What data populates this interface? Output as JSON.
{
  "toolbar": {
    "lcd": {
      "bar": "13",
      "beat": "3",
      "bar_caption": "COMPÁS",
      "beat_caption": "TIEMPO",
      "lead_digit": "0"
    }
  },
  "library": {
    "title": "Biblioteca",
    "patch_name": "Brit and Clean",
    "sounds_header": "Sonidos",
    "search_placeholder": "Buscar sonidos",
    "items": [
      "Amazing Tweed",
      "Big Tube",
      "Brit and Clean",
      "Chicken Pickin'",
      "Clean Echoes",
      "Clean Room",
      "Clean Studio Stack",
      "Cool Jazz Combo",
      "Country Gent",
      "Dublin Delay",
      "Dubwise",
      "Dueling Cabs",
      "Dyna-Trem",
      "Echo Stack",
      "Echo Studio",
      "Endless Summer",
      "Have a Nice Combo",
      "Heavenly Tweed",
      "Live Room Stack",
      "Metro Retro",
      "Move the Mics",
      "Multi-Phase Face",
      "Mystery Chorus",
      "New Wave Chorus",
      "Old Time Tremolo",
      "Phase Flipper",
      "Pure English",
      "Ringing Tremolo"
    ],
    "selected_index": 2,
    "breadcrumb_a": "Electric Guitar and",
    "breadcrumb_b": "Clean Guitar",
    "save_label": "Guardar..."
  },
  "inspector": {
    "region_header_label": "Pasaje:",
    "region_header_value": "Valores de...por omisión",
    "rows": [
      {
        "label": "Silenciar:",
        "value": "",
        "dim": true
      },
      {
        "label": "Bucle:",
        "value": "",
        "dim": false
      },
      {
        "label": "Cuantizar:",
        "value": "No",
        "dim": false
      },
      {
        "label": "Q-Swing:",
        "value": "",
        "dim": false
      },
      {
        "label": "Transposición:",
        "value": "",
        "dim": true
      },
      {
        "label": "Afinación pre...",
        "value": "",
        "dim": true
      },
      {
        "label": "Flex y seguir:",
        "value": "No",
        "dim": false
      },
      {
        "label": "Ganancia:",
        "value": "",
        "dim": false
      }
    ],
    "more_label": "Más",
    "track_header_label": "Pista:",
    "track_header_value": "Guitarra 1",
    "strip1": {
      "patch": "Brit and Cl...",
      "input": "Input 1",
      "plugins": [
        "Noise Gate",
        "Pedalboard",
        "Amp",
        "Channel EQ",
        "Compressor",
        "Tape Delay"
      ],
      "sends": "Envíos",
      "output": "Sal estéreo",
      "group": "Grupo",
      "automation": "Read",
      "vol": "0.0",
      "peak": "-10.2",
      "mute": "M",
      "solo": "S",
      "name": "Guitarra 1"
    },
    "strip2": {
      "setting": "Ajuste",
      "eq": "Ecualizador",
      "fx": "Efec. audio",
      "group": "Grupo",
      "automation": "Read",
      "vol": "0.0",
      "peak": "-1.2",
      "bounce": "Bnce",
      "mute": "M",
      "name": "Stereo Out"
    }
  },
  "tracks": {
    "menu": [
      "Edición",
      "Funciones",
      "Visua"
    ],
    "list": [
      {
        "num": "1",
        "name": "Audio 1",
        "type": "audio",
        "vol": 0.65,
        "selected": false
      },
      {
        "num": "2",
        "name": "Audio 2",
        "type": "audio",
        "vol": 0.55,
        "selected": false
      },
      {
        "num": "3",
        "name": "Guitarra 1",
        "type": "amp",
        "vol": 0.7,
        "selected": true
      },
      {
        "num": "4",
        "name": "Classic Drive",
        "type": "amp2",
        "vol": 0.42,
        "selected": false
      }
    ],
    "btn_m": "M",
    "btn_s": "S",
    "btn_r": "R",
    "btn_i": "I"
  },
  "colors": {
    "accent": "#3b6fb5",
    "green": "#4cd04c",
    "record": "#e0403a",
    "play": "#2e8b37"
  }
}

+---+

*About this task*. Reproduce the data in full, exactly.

*Output of the exercise*.
What data populates this interface? Output as JSON.
{
  "toolbar": {
    "lcd": {
      "bar": "13",
      "beat": "3",
      "bar_caption": "COMPÁS",
      "beat_caption": "TIEMPO",
      "lead_digit": "0"
    }
  },
  "library": {
    "title": "Biblioteca",
    "patch_name": "Brit and Clean",
    "sounds_header": "Sonidos",
    "search_placeholder": "Buscar sonidos",
    "items": [
      "Amazing Tweed",
      "Big Tube",
      "Brit and Clean",
      "Chicken Pickin'",
      "Clean Echoes",
      "Clean Room",
      "Clean Studio Stack",
      "Cool Jazz Combo",
      "Country Gent",
      "Dublin Delay",
      "Dubwise",
      "Dueling Cabs",
      "Dyna-Trem",
      "Echo Stack",
      "Echo Studio",
      "Endless Summer",
      "Have a Nice Combo",
      "Heavenly Tweed",
      "Live Room Stack",
      "Metro Retro",
      "Move the Mics",
      "Multi-Phase Face",
      "Mystery Chorus",
      "New Wave Chorus",
      "Old Time Tremolo",
      "Phase Flipper",
      "Pure English",
      "Ringing Tremolo"
    ],
    "selected_index": 2,
    "breadcrumb_a": "Electric Guitar and",
    "breadcrumb_b": "Clean Guitar",
    "save_label": "Guardar..."
  },
  "inspector": {
    "region_header_label": "Pasaje:",
    "region_header_value": "Valores de...por omisión",
    "rows": [
      {
        "label": "Silenciar:",
        "value": "",
        "dim": true
      },
      {
        "label": "Bucle:",
        "value": "",
        "dim": false
      },
      {
        "label": "Cuantizar:",
        "value": "No",
        "dim": false
      },
      {
        "label": "Q-Swing:",
        "value": "",
        "dim": false
      },
      {
        "label": "Transposición:",
        "value": "",
        "dim": true
      },
      {
        "label": "Afinación pre...",
        "value": "",
        "dim": true
      },
      {
        "label": "Flex y seguir:",
        "value": "No",
        "dim": false
      },
      {
        "label": "Ganancia:",
        "value": "",
        "dim": false
      }
    ],
    "more_label": "Más",
    "track_header_label": "Pista:",
    "track_header_value": "Guitarra 1",
    "strip1": {
      "patch": "Brit and Cl...",
      "input": "Input 1",
      "plugins": [
        "Noise Gate",
        "Pedalboard",
        "Amp",
        "Channel EQ",
        "Compressor",
        "Tape Delay"
      ],
      "sends": "Envíos",
      "output": "Sal estéreo",
      "group": "Grupo",
      "automation": "Read",
      "vol": "0.0",
      "peak": "-10.2",
      "mute": "M",
      "solo": "S",
      "name": "Guitarra 1"
    },
    "strip2": {
      "setting": "Ajuste",
      "eq": "Ecualizador",
      "fx": "Efec. audio",
      "group": "Grupo",
      "automation": "Read",
      "vol": "0.0",
      "peak": "-1.2",
      "bounce": "Bnce",
      "mute": "M",
      "name": "Stereo Out"
    }
  },
  "tracks": {
    "menu": [
      "Edición",
      "Funciones",
      "Visua"
    ],
    "list": [
      {
        "num": "1",
        "name": "Audio 1",
        "type": "audio",
        "vol": 0.65,
        "selected": false
      },
      {
        "num": "2",
        "name": "Audio 2",
        "type": "audio",
        "vol": 0.55,
        "selected": false
      },
      {
        "num": "3",
        "name": "Guitarra 1",
        "type": "amp",
        "vol": 0.7,
        "selected": true
      },
      {
        "num": "4",
        "name": "Classic Drive",
        "type": "amp2",
        "vol": 0.42,
        "selected": false
      }
    ],
    "btn_m": "M",
    "btn_s": "S",
    "btn_r": "R",
    "btn_i": "I"
  },
  "colors": {
    "accent": "#3b6fb5",
    "green": "#4cd04c",
    "record": "#e0403a",
    "play": "#2e8b37"
  }
}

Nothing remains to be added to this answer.